Eugène Ysaÿe

From Wikipedia, the free encyclopedia
Jump to: navigation, search
A photograph of Eugène Ysaÿe.

Eugène Ysaÿe (16 July 1858 – 12 May 1931) was a Belgian violinist, composer and conductor. He was born in Liège. He was called "The King of the Violin", or, as Nathan Milstein put it, the "tzar". His brother was pianist and composer Théo Ysaÿe.

Biography[change | change source]

Ysaÿe began violin lessons at age five with his father. At seven he entered the Conservatoire at Liège studying with Désiré Heynberg. When he was twelve, Henri Vieuxtemps took an interest in his talent. He arranged for Ysaÿe to study with Henryk Wieniawski.

After his graduation from the Royal Conservatory of Liège, Ysaÿe was the principal violin of the Benjamin Bilse beer-hall orchestra. This orchestra later became the Berlin Philharmonic. Many musicians of note and influence came regularly to hear this orchestra and Ysaÿe in particular. Some of these musicians were Joseph Joachim, Franz Liszt, Clara Schumann, and Anton Rubinstein. Rubinstein asked for Ysaÿe to be released from his contract to go with him on tour.

When Ysaÿe was twenty-seven years old, he was recommended as a soloist for one of the Concerts Colonne in Paris. This was the start of his great success as a concert artist. The next year, Ysaÿe received a professorship at the Brussels Conservatoire. During his time as professor at the Conservatoire, Ysaÿe continued to tour the world. This included all of Europe, Russia, and the United States.

He had physical problems that affected his hands. As these grew worse, Ysaÿe turned more to teaching, conducting and an early love, composition. In 1918, he accepted the music director's position with the Cincinnati Symphony Orchestra. He stayed until 1922.

In 1931, suffering from diabetes, Eugène Ysaÿe died in his house in Brussels.

Personal life[change | change source]

Buste of Eugène Ysaÿe in Liege (Boulevard Piercot gardens).

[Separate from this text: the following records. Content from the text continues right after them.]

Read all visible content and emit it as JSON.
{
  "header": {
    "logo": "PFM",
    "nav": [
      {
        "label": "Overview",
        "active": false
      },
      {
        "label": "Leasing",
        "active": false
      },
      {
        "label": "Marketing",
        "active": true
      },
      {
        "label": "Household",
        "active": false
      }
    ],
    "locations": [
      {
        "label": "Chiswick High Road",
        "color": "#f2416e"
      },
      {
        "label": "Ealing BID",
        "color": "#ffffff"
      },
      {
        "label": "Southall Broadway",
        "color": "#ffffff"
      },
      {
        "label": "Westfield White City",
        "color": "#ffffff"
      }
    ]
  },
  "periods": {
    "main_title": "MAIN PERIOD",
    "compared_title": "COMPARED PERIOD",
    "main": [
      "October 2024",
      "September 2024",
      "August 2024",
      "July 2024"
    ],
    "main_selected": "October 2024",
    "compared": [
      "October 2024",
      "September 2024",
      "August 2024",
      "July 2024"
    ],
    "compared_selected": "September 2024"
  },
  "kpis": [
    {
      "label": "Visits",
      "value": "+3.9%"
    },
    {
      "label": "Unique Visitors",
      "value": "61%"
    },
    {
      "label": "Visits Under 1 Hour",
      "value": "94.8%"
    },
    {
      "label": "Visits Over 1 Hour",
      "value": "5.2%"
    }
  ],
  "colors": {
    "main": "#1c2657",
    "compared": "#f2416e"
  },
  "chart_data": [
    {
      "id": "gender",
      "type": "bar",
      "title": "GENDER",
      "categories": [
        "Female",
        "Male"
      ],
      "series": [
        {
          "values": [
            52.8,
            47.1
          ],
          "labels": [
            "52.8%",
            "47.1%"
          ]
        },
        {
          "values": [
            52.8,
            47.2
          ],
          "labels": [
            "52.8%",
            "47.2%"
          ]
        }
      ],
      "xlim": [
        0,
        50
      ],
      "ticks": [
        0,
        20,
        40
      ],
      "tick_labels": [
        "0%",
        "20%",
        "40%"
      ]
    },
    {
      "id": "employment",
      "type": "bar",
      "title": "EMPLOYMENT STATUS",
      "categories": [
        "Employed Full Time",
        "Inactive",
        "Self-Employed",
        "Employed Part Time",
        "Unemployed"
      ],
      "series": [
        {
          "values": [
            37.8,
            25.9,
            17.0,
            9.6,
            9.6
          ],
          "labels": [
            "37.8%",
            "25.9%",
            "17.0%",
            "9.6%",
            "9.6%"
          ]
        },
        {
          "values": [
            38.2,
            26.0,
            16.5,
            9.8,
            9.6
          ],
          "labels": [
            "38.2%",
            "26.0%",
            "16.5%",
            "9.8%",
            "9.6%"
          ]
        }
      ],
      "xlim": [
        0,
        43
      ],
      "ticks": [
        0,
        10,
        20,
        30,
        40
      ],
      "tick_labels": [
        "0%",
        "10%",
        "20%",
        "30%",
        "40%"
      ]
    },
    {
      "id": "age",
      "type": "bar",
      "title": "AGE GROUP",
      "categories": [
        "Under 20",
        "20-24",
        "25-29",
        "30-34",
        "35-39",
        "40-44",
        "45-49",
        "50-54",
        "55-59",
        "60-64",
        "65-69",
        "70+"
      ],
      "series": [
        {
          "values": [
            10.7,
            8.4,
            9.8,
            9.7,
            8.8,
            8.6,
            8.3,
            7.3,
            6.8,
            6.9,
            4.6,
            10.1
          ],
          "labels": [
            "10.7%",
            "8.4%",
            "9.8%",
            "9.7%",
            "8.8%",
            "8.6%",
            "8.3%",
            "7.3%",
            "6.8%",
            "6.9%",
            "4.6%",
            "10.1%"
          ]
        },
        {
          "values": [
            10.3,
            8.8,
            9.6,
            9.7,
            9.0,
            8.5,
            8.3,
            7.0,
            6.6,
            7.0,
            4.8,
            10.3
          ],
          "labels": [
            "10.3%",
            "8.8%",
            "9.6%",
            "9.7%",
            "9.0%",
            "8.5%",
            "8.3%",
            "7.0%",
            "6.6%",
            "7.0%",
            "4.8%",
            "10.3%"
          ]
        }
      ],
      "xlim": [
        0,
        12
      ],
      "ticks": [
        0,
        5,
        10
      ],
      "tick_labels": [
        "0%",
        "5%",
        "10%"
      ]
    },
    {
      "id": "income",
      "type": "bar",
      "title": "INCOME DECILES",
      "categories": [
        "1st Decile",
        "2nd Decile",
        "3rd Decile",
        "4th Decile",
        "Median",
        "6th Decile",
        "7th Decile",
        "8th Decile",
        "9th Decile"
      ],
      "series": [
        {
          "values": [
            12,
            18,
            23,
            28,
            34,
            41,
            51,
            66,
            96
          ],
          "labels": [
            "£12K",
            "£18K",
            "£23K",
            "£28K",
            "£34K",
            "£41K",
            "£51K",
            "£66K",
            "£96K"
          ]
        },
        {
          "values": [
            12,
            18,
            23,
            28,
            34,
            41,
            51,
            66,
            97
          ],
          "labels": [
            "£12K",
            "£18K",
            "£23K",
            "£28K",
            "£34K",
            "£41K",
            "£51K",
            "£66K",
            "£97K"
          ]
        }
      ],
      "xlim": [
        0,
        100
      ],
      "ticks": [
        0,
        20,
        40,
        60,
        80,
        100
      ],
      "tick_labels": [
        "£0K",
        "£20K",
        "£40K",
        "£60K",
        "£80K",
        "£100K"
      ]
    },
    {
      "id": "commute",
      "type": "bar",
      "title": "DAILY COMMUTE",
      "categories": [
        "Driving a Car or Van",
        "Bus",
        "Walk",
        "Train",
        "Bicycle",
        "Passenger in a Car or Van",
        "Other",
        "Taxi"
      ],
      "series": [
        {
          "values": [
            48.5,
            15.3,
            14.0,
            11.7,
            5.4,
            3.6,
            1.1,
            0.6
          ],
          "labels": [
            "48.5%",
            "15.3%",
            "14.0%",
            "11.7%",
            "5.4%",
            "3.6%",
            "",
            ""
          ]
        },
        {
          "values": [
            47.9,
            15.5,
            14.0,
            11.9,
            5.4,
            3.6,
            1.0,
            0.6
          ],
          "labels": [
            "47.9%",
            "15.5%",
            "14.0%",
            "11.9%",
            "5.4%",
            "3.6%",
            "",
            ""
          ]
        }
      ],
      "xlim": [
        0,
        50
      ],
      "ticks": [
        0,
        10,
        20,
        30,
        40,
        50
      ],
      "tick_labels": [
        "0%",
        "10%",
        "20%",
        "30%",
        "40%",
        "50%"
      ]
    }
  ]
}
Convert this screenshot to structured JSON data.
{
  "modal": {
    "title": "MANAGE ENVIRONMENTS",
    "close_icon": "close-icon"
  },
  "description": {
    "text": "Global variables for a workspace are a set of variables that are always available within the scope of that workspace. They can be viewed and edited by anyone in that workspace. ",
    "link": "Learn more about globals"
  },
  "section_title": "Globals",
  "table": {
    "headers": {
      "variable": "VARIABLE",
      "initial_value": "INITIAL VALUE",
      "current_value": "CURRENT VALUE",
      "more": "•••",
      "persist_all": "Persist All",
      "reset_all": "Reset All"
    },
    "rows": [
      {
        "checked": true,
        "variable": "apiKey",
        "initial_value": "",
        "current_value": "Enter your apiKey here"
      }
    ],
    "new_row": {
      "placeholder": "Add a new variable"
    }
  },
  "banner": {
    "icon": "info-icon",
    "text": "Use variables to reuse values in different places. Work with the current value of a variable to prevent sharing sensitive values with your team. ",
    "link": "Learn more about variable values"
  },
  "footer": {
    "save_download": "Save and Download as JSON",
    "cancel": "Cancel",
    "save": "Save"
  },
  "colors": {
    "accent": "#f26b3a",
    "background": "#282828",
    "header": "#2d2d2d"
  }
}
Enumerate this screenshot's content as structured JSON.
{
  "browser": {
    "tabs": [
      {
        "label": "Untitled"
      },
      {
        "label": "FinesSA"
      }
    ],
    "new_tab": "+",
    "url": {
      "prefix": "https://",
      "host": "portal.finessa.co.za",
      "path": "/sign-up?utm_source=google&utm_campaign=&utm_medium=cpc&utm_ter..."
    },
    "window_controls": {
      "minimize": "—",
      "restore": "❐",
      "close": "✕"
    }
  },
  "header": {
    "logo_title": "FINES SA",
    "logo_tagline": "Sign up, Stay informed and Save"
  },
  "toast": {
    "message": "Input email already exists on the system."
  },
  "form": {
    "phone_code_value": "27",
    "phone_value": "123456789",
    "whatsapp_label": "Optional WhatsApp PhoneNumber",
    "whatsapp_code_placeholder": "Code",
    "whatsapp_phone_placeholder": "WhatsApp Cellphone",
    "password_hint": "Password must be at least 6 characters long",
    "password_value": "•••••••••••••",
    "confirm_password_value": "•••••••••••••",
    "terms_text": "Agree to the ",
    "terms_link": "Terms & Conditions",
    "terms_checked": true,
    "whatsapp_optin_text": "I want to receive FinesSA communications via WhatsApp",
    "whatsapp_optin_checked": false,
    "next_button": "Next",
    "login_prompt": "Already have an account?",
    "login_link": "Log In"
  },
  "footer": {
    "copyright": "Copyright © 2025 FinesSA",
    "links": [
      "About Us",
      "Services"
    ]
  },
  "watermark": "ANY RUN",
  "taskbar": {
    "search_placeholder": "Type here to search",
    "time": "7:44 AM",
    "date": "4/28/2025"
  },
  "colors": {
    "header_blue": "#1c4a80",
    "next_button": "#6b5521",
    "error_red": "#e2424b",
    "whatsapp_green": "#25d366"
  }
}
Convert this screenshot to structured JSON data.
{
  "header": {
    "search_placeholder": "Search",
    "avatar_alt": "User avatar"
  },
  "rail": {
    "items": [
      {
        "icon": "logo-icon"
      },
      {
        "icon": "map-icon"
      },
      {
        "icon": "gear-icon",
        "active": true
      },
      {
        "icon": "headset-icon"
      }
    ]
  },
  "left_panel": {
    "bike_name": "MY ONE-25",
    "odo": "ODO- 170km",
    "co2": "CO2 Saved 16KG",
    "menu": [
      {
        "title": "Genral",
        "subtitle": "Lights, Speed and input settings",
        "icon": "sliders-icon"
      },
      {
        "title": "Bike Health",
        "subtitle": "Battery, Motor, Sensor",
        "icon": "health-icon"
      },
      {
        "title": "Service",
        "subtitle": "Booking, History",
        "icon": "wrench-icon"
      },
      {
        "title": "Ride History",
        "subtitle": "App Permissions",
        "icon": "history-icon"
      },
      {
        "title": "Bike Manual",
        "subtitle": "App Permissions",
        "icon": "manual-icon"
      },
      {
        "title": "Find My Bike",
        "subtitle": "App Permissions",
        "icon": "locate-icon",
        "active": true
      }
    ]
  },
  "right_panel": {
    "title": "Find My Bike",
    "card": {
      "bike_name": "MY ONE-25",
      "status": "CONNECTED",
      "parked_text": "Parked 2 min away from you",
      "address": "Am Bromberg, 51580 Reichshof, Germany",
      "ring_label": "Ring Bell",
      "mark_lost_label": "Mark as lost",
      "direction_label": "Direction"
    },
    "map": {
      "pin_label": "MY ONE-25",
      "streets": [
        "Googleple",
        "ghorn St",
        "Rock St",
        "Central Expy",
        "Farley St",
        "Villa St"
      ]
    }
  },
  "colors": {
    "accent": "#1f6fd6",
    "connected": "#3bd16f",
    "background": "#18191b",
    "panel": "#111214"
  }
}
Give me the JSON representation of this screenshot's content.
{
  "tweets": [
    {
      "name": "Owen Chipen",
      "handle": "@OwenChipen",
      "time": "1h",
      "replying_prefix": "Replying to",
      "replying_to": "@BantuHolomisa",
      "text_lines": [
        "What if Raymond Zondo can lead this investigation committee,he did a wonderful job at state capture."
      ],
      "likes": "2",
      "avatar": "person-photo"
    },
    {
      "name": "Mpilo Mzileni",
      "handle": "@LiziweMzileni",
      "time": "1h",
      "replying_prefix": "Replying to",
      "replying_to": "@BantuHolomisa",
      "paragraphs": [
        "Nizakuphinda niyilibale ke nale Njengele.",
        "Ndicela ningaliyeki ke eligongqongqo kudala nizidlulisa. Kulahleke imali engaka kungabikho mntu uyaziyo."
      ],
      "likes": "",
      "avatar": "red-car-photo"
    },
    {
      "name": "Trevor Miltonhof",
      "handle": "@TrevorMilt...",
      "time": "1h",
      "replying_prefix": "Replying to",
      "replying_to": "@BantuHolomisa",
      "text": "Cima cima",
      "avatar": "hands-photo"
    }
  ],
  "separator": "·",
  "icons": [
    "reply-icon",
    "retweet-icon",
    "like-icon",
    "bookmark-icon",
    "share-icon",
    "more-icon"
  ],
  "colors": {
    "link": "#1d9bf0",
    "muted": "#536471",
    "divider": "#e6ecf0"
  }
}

Ysaÿe was married twice. His first marrriage, on 29 September 1886, was to Louise Bourdeau de Coutrai. They had three sons. After Louise's death in 1924 he married a pupil of his, Jeanette Dincin. She was 44 years younger than him. Ysaÿe met her in 1922 while conductor of the Cincinnati Orchestra. She cared for him in his ailing years.

Eugène Ysaÿe was close friends with Queen Elisabeth of Belgium. He taught her the violin. His widow took over the royal teaching after his death. The queen began a competition in his honor.

Ysaÿe was also a friend of Claude Debussy. They would trade letters.[1]

References[change | change source]

  1. Weintraub, Stanley. 2001. Whistler: a biography (New York: Da Capo Press). ISBN 978-0-306-80971-2. p, 351